Exercise directions
Return exactly the span that opens with the line containing "What's the underlying" and closes with the final line of the records, both included.

Element data from apps and pages
/---
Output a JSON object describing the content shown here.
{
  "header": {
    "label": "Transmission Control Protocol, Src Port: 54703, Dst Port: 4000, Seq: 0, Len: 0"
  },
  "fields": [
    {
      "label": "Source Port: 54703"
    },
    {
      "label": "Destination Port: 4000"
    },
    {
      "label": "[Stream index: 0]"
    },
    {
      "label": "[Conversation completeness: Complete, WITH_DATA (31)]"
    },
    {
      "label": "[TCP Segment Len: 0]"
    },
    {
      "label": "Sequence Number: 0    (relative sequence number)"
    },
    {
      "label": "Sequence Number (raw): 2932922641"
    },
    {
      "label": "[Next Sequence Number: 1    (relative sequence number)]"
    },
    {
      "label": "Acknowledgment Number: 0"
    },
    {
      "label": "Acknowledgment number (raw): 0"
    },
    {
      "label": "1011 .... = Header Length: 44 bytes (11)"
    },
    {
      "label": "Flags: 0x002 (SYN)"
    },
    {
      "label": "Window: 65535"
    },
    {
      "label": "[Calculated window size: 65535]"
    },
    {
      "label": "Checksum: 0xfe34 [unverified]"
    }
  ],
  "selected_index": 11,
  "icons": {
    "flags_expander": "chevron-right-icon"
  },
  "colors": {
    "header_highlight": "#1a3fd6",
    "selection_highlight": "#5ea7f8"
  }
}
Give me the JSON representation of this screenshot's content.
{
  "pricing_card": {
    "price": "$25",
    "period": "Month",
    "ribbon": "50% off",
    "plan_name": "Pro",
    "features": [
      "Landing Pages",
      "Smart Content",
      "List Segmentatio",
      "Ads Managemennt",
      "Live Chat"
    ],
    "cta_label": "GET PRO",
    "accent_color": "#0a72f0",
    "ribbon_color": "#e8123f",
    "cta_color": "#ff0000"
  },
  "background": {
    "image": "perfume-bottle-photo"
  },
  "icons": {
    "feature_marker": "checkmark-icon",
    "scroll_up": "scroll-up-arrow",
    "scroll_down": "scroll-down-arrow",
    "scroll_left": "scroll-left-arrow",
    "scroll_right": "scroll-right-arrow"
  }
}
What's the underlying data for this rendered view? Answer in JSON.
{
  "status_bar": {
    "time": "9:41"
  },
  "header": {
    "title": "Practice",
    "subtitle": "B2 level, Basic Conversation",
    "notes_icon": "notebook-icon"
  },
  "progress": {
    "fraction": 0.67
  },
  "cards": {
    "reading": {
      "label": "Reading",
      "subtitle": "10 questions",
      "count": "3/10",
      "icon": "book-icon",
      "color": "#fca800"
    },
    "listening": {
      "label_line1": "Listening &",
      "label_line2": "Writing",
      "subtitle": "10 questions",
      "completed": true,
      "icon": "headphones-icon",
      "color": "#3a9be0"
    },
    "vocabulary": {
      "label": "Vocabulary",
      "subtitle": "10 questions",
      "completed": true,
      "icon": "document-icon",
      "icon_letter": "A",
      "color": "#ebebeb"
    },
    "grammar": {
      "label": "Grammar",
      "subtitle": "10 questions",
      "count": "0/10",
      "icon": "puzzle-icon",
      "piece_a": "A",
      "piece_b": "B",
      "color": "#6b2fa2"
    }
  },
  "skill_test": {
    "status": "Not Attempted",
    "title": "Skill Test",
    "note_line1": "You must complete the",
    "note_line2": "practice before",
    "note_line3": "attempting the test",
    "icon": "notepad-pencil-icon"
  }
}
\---
Response
What's the underlying data for this rendered view? Answer in JSON.
{
  "status_bar": {
    "time": "9:41"
  },
  "header": {
    "title": "Practice",
    "subtitle": "B2 level, Basic Conversation",
    "notes_icon": "notebook-icon"
  },
  "progress": {
    "fraction": 0.67
  },
  "cards": {
    "reading": {
      "label": "Reading",
      "subtitle": "10 questions",
      "count": "3/10",
      "icon": "book-icon",
      "color": "#fca800"
    },
    "listening": {
      "label_line1": "Listening &",
      "label_line2": "Writing",
      "subtitle": "10 questions",
      "completed": true,
      "icon": "headphones-icon",
      "color": "#3a9be0"
    },
    "vocabulary": {
      "label": "Vocabulary",
      "subtitle": "10 questions",
      "completed": true,
      "icon": "document-icon",
      "icon_letter": "A",
      "color": "#ebebeb"
    },
    "grammar": {
      "label": "Grammar",
      "subtitle": "10 questions",
      "count": "0/10",
      "icon": "puzzle-icon",
      "piece_a": "A",
      "piece_b": "B",
      "color": "#6b2fa2"
    }
  },
  "skill_test": {
    "status": "Not Attempted",
    "title": "Skill Test",
    "note_line1": "You must complete the",
    "note_line2": "practice before",
    "note_line3": "attempting the test",
    "icon": "notepad-pencil-icon"
  }
}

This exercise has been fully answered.